▼

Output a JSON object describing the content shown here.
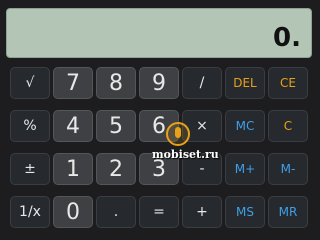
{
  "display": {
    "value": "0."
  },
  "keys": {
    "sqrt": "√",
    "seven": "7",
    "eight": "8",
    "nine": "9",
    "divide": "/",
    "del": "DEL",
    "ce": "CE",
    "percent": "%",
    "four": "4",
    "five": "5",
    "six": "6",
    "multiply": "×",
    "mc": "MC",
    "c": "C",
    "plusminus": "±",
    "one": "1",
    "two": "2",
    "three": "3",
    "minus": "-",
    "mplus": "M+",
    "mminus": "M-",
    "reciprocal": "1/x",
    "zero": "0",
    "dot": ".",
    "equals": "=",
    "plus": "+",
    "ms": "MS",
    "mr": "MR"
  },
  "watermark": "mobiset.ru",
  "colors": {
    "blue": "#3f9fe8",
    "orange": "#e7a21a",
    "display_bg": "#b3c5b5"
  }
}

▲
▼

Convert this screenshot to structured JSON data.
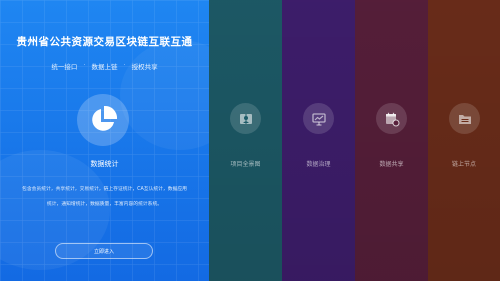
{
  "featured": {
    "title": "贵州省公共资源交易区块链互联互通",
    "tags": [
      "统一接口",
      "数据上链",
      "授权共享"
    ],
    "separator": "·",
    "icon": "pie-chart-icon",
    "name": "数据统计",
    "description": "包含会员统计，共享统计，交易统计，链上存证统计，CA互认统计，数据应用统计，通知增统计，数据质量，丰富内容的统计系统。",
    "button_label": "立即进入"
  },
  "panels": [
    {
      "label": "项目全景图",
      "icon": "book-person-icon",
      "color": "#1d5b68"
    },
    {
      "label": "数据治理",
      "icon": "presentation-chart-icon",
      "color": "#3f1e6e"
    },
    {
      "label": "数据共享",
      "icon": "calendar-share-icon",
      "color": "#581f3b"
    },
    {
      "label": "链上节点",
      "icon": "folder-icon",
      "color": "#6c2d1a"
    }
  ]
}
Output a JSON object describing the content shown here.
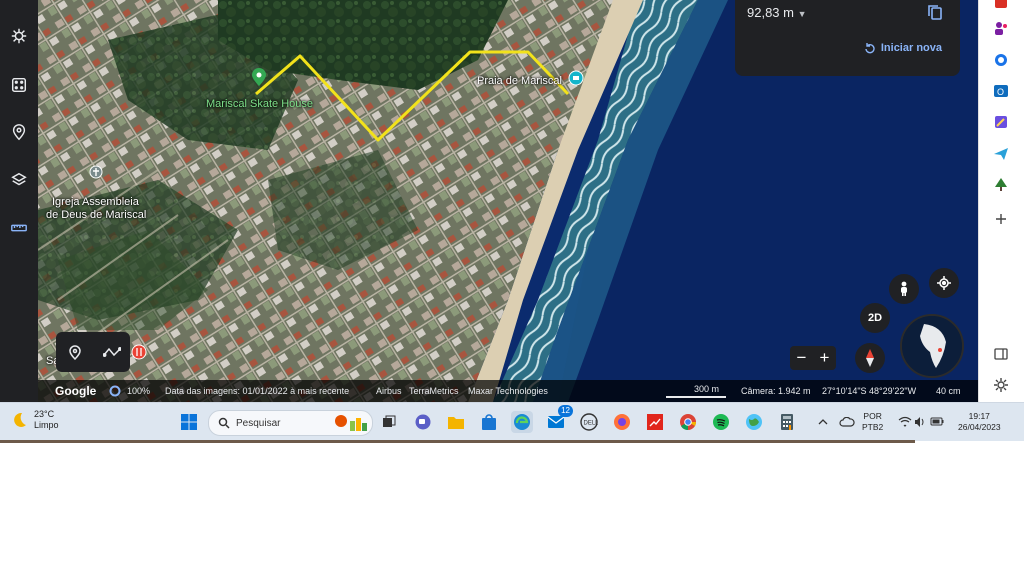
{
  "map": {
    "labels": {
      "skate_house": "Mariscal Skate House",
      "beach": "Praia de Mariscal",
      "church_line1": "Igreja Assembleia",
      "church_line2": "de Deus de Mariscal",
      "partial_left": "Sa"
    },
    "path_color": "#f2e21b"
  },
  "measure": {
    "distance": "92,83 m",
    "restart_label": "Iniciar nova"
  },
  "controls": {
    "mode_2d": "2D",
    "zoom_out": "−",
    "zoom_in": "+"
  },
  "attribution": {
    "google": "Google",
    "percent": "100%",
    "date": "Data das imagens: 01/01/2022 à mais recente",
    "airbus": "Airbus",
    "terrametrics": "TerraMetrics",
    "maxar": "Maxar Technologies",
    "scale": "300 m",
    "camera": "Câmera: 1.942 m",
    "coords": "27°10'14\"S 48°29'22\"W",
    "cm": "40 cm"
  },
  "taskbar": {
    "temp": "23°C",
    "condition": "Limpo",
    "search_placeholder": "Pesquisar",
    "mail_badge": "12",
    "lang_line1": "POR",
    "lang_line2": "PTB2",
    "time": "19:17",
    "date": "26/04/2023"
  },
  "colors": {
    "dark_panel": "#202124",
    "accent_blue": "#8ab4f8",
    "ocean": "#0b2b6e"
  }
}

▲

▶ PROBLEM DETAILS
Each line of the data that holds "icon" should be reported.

▶ FINISHED TASK
    "icon": "pie-chart-icon",
      "icon": "book-person-icon",
      "icon": "presentation-chart-icon",
      "icon": "calendar-share-icon",
      "icon": "folder-icon",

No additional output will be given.